Will Lindsey Vonn Race This Weekend? Ready Or Not, Her Skis Are Waiting

<p>Marco Trovati/AP</p>
<p>Lindsey Vonn speeds down the course during an alpine ski, women&#039;s World Cup Super-G in Cortina D&#039;Ampezzo, Italy, Sunday, Jan. 20, 2019.</p>
Photo: Italy Alpine Skiing World Cup Jan. 20, 2019 | Lindsey Vonn - AP
Lindsey Vonn speeds down the course during an alpine ski, women's World Cup Super-G in Cortina D'Ampezzo, Italy, Sunday, Jan. 20, 2019.

Published 7:33 a.m. | Updated 12:39 p.m.

Lindsey Vonn isn’t quite done yet.

The most successful female skier in World Cup history said Wednesday that she remains “hopeful” she can fix her ailing knees and race again. She just doesn’t know when — or if— that will be possible.

“I’m taking things day by day and we will see what happens,” Vonn wrote on Instagram . “I know that I might not get the ending to my career that I had hoped for, but if there is a chance, I will take it.”

The announcement came three days after Vonn hinted at immediate retirement after failing to finish a super-G in Cortina d’Ampezzo, Italy, citing severe pain in both of her knees.

Vonn said the reason she had “so much pain and muscle shut down in Cortina was due to an impact injury to my peroneal nerve.”

“This most likely came from the final jump on the first training run in Cortina, but it’s hard to know for sure,” Vonn added. “After that training run, the pain got progressively worse each day and by Sunday my lower leg was in a lot of pain and my muscles had completely shut down.”

Vonn, who hadn’t raced all season because of a left knee injury, finished no better than ninth in three races in Cortina .

“Now that we know the problem the next issue is fixing it,” Vonn said. “So far we haven’t found a solution and as a result I will not be able to compete in tomorrow’s downhill training run.”

Downhill training in Garmisch-Partenkirchen, Germany, is scheduled for Thursday and Friday, followed downhill and super-G races this weekend.

Vonn needs to start at least one training run to race the downhill, per International Ski Federation rules. She can enter the super-G without any training runs.

“Since this is a new ‘injury’ per say, I remain hopeful that we can fix it,” she said.

Vonn has 82 wins — most among women — and four less than overall record-holder Ingemark Stenmark of Sweden.

After Garmisch, her next scheduled competition is the world championships in Are, Sweden, which open on Feb. 5.

Vonn had been planning to retire in December following races in Lake Louise, Alberta, where she has won a record 18 times.

If she is able to race again this week, Vonn’s skis are waiting for her.

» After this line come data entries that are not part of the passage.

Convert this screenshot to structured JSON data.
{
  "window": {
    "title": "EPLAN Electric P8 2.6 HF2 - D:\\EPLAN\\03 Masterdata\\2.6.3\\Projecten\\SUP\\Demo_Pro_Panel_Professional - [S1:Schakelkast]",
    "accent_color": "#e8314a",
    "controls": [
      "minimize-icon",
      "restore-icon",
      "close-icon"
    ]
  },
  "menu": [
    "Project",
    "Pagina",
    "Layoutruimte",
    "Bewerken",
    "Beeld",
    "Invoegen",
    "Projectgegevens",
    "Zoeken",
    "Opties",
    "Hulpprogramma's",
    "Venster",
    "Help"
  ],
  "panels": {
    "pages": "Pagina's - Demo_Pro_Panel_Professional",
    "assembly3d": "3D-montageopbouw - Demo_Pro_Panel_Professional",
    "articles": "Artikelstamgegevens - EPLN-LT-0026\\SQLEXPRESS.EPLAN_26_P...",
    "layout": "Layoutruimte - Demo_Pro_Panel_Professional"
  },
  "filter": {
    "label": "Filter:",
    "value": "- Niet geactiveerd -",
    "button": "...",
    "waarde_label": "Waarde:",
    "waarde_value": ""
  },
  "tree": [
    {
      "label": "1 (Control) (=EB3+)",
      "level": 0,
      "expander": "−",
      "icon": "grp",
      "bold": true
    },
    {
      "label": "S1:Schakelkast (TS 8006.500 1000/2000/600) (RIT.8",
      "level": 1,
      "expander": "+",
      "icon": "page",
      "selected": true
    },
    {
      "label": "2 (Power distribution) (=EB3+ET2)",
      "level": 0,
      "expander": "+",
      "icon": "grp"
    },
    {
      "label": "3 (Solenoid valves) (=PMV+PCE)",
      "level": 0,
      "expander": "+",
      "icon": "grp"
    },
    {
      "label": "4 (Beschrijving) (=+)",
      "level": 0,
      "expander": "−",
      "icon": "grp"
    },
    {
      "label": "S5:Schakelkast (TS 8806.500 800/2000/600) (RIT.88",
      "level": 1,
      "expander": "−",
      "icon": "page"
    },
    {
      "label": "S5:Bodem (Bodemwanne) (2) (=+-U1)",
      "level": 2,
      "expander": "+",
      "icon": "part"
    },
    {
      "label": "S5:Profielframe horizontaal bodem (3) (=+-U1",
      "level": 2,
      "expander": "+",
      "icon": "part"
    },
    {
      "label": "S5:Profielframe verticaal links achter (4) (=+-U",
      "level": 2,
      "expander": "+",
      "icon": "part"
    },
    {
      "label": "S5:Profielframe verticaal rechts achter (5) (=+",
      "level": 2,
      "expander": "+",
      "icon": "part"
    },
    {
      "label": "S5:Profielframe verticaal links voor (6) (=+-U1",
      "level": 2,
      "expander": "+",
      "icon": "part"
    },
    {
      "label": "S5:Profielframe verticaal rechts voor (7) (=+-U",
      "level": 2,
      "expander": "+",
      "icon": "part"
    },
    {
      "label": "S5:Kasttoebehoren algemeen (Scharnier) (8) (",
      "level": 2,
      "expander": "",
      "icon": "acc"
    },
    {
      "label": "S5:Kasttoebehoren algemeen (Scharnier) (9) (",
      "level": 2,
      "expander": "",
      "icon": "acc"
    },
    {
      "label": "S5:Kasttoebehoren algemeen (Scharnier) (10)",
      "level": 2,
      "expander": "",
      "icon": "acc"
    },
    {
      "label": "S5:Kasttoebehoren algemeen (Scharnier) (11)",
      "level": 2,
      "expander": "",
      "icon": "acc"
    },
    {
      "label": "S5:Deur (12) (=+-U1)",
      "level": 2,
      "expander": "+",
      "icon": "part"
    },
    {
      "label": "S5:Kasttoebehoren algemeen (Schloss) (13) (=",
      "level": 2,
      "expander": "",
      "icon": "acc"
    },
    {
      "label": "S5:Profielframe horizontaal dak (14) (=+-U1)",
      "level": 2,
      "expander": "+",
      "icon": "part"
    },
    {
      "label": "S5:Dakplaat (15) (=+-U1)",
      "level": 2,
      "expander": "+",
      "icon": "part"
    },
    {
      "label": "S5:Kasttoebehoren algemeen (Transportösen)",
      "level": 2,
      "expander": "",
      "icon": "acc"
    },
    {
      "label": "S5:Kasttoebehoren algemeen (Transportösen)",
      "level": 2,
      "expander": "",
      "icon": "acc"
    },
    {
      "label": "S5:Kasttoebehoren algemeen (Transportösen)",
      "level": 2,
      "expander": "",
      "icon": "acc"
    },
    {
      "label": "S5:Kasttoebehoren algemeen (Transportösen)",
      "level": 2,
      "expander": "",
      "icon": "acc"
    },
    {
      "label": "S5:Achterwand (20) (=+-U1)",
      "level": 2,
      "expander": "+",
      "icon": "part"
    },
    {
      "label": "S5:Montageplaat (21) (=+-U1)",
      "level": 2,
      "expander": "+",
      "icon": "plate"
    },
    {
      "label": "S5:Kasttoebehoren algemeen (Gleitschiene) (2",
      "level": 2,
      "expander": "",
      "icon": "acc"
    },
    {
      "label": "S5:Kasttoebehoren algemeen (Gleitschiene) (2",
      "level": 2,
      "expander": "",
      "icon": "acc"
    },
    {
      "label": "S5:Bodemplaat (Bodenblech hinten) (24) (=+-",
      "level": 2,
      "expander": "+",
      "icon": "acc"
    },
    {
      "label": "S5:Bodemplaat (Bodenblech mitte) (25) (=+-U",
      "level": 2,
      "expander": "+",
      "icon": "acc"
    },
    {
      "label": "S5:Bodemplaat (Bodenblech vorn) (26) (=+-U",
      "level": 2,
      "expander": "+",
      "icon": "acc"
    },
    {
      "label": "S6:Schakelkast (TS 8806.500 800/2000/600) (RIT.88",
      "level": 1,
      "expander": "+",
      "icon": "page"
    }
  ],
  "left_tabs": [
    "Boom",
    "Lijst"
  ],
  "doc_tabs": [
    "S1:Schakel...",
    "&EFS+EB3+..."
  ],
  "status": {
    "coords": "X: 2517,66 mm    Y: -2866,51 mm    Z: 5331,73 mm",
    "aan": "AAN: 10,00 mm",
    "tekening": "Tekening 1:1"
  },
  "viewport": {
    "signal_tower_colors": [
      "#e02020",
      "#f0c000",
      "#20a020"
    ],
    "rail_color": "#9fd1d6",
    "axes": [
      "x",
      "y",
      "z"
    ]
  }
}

“I have just arrived in Garmisch and set up my ski room,” Heinz Haemmerle, Vonn’s longtime ski technician, told The Associated Press. “The skis are ready whatever she’s deciding. That’s why I am here. Otherwise I could stay at home.”

Rainer Salzgeber, the racing director for Head skis, added that the company is preparing as if Vonn will race in Garmisch and then the worlds.

“For Heinz right now it looks like this,” Salzgeber told the AP. “But how it will end up in the next couple of days or hours I do not know.”

Vonn had returned to action in Cortina following an injury to her left knee — she hyperextended it and sprained a ligament while training in November. Also, her right knee is permanently damaged from previous crashes.

“I’ve had four surgeries on my right knee. I’ve got no LCL (lateral collateral ligament) on my left knee. I’ve got two braces on. There’s only so much I can handle and I might have reached my maximum,” Vonn said Sunday.

Patrick Riml, Vonn’s coach with the U.S. Ski Team for much of her career and now a representative with Red Bull, one of Vonn’s main sponsors, said the decision will come down to how her body feels.

“Obviously there’s some issues and some limitations if she can’t put pressure on the leg like she wasn’t able to in Cortina,” Riml said.

“We all want to see her competing and doing a good job,” Riml added, noting that the pain may have become too much to endure. “That’s for every athlete. If Mother Nature makes that call it’s never fun.”